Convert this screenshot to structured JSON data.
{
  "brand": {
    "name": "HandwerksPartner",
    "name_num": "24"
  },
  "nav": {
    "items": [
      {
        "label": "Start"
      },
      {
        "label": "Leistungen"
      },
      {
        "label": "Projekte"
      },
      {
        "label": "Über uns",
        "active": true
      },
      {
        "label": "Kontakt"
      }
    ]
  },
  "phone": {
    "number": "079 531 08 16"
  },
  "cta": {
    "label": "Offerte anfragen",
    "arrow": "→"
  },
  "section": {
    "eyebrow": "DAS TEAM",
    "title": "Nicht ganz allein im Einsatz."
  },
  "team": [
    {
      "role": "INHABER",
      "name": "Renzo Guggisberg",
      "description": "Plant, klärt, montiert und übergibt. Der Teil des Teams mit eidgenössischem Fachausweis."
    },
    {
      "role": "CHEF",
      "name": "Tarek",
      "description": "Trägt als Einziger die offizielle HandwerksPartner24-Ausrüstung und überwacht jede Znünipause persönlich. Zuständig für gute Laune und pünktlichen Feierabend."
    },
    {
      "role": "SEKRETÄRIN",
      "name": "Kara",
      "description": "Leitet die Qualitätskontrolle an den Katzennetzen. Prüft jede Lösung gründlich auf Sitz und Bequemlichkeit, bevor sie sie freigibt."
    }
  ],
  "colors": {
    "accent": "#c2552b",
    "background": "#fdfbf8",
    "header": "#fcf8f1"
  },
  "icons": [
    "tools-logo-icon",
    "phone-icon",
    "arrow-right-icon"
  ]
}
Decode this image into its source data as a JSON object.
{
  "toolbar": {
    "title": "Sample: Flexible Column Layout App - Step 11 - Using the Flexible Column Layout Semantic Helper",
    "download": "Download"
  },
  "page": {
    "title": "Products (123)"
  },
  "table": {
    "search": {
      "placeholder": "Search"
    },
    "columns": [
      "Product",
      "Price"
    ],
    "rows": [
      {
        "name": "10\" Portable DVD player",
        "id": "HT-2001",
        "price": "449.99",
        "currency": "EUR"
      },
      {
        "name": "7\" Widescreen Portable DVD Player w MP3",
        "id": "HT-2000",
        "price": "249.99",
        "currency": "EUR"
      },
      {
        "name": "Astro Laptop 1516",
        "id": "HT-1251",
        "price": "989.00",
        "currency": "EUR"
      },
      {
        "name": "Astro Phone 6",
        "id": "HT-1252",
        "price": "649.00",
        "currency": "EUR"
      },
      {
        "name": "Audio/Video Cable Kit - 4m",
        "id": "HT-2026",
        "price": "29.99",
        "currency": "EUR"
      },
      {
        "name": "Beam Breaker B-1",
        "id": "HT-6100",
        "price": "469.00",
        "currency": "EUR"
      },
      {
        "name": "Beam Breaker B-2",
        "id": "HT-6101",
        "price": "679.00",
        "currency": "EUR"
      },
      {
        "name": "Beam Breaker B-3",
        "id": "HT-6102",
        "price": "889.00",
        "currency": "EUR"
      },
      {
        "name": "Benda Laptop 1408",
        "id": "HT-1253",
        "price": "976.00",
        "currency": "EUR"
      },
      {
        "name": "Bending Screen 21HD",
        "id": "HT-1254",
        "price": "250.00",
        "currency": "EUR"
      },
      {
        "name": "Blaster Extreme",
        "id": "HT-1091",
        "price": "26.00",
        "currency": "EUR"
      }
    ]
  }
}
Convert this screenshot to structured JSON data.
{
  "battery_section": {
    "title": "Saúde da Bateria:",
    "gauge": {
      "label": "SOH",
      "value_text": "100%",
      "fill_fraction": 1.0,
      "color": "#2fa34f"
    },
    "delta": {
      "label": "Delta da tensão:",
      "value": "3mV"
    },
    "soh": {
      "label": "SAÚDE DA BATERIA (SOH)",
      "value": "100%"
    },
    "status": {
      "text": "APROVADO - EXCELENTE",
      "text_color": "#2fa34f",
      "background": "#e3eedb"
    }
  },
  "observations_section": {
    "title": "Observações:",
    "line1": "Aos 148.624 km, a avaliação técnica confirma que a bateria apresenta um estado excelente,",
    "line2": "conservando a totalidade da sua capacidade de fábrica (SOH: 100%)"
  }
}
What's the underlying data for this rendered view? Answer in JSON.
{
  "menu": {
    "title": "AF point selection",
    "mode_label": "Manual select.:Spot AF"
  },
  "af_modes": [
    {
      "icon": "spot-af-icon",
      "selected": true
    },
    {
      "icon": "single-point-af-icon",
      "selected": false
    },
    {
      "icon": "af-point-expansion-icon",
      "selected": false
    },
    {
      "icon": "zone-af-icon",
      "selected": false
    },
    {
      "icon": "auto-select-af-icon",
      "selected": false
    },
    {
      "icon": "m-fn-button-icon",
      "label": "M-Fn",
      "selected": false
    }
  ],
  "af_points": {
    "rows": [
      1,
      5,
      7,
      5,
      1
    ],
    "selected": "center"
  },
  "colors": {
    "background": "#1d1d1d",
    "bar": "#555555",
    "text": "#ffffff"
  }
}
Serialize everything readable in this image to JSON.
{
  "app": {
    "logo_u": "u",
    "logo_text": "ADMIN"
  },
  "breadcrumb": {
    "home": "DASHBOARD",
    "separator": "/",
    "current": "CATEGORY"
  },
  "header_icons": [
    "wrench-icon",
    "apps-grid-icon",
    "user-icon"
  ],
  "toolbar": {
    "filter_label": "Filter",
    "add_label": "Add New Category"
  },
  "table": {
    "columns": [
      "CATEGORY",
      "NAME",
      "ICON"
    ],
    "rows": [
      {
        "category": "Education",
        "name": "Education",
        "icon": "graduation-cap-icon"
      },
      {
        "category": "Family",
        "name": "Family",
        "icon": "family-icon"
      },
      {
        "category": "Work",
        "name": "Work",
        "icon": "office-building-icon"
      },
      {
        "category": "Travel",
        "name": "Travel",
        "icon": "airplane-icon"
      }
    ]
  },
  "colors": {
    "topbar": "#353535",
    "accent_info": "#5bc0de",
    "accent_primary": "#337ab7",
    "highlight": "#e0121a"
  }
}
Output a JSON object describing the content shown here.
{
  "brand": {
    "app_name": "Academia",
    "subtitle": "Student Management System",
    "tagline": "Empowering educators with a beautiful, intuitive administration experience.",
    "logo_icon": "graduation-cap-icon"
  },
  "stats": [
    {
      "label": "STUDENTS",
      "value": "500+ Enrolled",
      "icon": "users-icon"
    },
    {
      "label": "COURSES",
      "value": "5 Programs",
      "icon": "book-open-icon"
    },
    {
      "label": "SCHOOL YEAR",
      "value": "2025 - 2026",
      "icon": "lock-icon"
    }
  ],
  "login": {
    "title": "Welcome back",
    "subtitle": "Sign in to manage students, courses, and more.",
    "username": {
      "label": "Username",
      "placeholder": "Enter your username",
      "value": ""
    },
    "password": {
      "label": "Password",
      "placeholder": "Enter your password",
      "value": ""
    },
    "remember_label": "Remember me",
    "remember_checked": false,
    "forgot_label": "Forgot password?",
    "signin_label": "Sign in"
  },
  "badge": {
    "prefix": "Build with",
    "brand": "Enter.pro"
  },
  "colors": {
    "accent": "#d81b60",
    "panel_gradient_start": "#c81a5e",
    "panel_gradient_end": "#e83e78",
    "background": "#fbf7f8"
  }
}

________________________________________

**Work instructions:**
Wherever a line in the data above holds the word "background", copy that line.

**Solution:**
    "background": "#fdfbf8",
      "background": "#e3eedb"
    "background": "#1d1d1d",
    "background": "#fbf7f8"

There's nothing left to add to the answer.